A group responsible for arranging organ transplants is revising its donation guidelines, and has touched a nerve in the process. The United Network for Organ Sharing (UNOS), which has a contract with the U.S. government to match donated organs to transplant candidates, is changing its policy regarding "donation after cardiac death," or DCD.
Cardiac death, popularly characterized by a flat line on a video monitor, was once the standard prerequisite for organ donation, but was replaced by brain death in the 1970s. Most organ donations in the United States take place after brain death, but DCD is regaining its popularity, accounting for 6 percent or more of all donations today. Because a stopped heart can resume beating spontaneously in very rare cases, doctors normally wait two to five minutes before declaring cardiac death and allowing organs to be removed from the body. The UNOS transplant guidelines since 2007 have referenced that two-minute wait time.
Now, UNOS says the two-minute wait was never mandatory and isn't its business to impose: "What we've come to realize is the hospital and the care team in charge of that patient is really the most qualified to make the determination of death," said Charles Alexander, the former president of UNOS. That has critics worried: How soon might some doctors choose to declare death? Will they begin viewing patients as donors before they've taken their final breath?
Another change UNOS plans to make is to redefine DCD as "donation after circulatory death," implying that death should be determined not by heart inactivity but by a lack of adequate blood circulation. A Georgetown University bioethicist said the name change was a "potentially intentionally deceptive" way of avoiding debate about the definition of death.

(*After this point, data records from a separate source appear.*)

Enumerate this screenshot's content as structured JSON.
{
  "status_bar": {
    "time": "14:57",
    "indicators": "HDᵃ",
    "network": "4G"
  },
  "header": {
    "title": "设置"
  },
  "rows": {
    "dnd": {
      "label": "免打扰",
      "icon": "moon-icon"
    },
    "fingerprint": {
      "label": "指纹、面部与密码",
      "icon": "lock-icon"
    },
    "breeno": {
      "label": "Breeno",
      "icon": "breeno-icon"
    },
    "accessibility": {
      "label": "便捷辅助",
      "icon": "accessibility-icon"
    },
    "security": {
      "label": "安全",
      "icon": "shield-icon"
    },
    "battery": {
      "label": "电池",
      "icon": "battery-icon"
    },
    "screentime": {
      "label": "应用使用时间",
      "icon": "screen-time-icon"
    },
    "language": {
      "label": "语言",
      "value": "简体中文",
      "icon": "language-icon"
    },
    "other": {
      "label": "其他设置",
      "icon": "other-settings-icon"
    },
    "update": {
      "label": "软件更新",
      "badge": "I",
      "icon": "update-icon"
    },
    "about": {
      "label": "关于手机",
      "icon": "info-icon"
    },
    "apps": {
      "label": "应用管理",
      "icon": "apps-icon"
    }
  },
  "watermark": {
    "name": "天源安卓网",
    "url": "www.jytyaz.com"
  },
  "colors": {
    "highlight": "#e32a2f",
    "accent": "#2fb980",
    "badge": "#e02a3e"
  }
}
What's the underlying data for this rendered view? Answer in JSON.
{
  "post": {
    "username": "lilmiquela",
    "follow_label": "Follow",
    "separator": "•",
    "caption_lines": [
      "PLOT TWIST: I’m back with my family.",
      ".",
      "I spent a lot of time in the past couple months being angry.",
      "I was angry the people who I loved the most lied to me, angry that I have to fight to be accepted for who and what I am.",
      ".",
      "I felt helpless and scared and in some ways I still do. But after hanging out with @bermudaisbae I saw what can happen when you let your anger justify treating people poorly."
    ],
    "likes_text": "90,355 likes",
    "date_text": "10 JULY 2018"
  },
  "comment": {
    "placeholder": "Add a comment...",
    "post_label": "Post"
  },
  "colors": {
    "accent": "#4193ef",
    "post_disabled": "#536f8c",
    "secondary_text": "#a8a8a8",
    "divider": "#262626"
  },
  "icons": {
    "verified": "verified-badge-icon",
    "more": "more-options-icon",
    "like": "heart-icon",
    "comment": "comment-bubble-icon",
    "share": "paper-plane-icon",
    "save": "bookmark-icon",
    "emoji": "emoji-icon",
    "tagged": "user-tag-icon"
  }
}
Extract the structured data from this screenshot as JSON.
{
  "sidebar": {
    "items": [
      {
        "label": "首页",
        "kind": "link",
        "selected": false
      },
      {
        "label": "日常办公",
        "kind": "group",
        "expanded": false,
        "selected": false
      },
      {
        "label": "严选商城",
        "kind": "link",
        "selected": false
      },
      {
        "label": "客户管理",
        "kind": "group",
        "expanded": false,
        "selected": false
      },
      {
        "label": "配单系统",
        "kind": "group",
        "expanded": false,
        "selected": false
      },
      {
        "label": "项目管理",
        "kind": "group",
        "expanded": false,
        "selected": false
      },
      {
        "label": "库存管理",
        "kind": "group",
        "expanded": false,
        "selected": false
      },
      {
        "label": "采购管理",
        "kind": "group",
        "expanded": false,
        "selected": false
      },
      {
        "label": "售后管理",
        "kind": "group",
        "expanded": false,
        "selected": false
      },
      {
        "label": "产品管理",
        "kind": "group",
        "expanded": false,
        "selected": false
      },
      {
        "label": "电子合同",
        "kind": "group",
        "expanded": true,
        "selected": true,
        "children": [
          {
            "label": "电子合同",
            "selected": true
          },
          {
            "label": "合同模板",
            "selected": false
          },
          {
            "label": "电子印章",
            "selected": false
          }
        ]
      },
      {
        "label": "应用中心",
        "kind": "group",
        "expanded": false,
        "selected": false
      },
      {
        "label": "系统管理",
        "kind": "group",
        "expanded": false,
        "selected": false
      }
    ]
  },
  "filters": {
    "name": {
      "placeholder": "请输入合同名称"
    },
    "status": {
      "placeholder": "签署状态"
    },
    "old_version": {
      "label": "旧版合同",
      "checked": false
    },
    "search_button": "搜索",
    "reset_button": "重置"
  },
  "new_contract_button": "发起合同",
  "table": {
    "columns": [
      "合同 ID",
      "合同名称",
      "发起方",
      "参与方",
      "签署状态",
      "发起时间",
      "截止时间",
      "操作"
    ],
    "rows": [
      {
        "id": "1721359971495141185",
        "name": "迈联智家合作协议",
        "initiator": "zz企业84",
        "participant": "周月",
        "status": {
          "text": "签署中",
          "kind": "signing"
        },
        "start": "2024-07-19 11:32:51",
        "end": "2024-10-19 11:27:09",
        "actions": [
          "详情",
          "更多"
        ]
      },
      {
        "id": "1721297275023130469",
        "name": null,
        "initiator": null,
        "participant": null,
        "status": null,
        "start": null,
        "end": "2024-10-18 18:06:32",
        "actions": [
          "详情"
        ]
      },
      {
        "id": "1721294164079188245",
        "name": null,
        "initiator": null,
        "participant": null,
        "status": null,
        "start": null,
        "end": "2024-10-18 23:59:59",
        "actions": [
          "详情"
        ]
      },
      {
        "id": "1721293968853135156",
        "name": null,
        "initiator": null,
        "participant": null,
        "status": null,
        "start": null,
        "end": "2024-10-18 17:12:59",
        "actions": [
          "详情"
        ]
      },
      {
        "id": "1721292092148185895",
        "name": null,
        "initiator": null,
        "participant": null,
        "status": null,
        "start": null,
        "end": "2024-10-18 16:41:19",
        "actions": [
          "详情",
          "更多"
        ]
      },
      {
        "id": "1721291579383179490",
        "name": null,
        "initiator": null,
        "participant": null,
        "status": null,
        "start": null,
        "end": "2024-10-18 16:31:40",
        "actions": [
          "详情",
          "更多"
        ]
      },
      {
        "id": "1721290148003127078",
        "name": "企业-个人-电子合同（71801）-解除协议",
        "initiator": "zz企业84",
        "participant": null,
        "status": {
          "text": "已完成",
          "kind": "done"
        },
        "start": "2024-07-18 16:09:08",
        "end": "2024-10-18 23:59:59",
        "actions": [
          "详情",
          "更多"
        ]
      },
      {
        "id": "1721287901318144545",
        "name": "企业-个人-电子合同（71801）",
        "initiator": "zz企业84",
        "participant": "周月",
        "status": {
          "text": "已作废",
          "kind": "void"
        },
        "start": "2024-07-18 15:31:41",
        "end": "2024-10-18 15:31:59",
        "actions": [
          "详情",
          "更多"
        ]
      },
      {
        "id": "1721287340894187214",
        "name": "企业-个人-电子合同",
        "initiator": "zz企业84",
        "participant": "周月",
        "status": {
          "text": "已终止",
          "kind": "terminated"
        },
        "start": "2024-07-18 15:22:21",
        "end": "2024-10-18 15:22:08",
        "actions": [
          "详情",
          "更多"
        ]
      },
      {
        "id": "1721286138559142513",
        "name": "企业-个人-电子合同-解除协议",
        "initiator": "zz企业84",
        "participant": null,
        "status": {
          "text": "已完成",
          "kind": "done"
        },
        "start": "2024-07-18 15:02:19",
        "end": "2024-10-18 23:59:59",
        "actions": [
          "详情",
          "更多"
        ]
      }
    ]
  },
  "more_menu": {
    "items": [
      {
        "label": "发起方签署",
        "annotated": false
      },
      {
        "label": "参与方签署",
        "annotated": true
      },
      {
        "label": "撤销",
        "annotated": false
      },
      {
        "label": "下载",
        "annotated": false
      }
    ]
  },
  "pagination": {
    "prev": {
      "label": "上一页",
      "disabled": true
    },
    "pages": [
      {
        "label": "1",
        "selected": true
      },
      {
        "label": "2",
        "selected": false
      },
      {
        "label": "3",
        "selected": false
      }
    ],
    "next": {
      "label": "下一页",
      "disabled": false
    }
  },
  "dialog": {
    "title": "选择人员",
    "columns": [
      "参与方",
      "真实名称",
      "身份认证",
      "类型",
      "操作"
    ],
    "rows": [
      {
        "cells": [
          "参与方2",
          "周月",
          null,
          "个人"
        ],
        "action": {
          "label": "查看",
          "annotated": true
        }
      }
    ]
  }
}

Particle physicists have carried out an experiment that shouldn't be possible. Albert Einstein's special theory of relativity dictates nothing can travel faster than the speed of light-but if measurements made by researchers at the OPERA (Oscillation Project with Emulsion-tRacking Apparatus) project in Italy are accurate, neutrinos have bested light speed by 60 nanoseconds. The researchers made their discovery by shooting neutrinos-particles with almost no mass that can pass through matter easily-underground 454 miles through rock from the CERN (European Organization for Nuclear Research) particle accelerator near Geneva, Switzerland, to a detector near L'Aquila, Italy, and timing the journey with GPS and two ultra-accurate cesium clocks.
The notion that a central law of physics could be broken isn't sitting well with the scientific public, and most think some measurement error is to blame. The OPERA scientists tend to agree, but after six months of checking and rechecking their data, they're asking researchers at other particle labs to replicate the experiment and help them solve the puzzle. "The potential impact on science is too large to draw immediate conclusions or attempt physics interpretations," said OPERA spokesman Antonio Ereditato.
Pro-life activists celebrated the passage of an embryo patent ban on Sept. 16, part of the America Invents Act, a law reforming the U.S. patent system.
The act made permanent a ban that formerly had to be renewed year-by-year, preventing biotechnology companies from trying to claim rights on an embryo that, for instance, is cloned or has particular genetic traits.